▸ Task to complete
Filter the records, keeping every line that has the string "true".

--- Provided data ---

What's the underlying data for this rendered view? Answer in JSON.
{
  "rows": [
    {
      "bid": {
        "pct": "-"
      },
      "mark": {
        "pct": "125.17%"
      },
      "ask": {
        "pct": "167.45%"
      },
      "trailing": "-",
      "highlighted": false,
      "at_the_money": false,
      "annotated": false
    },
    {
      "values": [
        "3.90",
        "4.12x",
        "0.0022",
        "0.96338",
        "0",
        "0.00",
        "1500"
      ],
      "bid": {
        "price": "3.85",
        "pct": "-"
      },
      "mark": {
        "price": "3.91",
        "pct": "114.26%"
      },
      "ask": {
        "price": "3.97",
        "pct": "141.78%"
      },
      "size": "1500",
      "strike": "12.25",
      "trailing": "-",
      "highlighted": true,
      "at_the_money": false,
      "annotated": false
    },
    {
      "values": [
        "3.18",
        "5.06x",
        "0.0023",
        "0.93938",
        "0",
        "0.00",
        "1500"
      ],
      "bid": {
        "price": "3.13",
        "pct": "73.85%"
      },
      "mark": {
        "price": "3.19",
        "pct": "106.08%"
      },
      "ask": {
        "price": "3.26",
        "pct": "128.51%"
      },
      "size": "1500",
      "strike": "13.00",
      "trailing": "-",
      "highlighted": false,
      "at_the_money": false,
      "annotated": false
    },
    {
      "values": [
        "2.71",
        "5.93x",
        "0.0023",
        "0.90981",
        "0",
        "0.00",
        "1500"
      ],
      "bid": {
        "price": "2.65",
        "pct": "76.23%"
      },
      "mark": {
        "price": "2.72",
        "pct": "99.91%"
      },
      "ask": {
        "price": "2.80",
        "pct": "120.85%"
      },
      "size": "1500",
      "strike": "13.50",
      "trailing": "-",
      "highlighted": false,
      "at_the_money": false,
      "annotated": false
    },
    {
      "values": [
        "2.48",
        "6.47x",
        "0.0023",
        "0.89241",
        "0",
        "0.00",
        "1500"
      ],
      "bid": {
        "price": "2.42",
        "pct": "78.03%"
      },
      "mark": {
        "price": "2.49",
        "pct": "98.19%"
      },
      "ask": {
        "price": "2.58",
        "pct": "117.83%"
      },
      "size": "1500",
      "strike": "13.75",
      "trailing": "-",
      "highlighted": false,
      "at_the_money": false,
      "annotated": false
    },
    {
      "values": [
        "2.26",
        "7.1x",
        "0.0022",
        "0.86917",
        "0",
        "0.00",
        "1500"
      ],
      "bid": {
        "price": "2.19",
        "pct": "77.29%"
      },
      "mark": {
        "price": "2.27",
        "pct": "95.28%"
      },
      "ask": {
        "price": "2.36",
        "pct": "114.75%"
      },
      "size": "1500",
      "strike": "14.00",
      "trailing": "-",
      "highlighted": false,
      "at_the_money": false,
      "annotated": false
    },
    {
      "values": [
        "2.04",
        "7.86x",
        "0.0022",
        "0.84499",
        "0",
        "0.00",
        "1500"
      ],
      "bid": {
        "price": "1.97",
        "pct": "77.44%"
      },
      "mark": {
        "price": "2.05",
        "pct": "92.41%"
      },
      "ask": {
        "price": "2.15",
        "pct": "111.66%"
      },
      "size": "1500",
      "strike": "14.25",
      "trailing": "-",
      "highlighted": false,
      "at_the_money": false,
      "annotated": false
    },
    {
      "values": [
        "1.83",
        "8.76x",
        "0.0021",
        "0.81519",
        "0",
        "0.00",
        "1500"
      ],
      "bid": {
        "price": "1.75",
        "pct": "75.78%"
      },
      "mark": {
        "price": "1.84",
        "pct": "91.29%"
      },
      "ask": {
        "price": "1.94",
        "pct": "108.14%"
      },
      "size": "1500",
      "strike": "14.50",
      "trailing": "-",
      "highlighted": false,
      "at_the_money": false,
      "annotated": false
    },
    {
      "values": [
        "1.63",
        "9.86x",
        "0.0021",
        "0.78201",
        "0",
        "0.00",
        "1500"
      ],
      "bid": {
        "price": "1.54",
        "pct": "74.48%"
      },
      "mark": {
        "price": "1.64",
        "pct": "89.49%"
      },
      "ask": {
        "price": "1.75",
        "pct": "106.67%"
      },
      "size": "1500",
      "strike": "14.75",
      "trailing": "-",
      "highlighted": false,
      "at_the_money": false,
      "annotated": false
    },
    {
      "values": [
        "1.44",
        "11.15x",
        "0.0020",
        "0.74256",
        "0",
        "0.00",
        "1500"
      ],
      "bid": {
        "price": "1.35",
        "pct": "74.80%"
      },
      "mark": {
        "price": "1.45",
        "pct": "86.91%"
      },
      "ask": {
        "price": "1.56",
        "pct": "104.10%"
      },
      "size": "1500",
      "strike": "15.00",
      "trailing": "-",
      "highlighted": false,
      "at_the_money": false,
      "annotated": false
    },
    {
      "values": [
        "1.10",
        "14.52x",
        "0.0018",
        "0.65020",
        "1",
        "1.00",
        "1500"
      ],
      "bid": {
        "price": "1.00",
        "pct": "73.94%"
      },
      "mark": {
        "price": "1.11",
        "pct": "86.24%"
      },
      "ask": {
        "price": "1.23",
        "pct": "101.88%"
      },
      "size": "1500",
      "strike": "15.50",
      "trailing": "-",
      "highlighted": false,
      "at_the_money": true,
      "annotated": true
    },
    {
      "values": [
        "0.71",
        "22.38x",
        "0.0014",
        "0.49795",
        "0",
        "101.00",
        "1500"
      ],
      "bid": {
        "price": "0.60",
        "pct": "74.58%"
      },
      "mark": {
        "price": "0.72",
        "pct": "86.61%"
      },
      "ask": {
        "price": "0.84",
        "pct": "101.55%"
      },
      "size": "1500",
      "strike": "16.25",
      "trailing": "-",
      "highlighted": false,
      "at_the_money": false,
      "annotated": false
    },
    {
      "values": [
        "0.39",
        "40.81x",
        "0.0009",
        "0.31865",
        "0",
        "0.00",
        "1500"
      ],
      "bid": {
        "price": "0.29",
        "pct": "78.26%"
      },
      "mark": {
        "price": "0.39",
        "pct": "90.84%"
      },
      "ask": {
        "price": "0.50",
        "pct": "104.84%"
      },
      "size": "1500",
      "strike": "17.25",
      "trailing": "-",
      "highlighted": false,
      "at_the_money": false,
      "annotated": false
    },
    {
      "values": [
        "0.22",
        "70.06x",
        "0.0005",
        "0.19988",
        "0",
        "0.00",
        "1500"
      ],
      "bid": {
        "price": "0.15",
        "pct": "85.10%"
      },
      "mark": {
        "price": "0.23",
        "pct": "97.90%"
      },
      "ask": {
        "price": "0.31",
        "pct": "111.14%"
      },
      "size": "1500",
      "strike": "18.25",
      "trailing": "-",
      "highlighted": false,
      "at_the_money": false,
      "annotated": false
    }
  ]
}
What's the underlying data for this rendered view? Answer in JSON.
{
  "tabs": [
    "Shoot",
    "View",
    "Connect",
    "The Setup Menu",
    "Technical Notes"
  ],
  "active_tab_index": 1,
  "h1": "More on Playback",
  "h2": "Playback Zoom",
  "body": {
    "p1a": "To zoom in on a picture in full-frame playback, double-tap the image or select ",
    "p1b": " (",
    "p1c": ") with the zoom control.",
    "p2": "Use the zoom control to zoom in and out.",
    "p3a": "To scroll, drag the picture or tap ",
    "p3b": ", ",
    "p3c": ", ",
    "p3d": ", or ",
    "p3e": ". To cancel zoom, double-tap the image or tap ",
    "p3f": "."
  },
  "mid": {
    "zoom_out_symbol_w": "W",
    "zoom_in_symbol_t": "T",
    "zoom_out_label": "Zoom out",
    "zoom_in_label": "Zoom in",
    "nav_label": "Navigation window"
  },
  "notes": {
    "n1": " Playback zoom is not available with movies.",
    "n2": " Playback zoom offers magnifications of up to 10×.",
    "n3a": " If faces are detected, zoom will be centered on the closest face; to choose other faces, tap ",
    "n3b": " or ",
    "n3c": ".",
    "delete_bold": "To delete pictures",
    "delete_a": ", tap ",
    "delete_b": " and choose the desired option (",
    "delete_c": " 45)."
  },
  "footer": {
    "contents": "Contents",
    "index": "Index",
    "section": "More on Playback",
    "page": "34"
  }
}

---

▸ Output for this task
      "highlighted": true,
      "at_the_money": true,
      "annotated": true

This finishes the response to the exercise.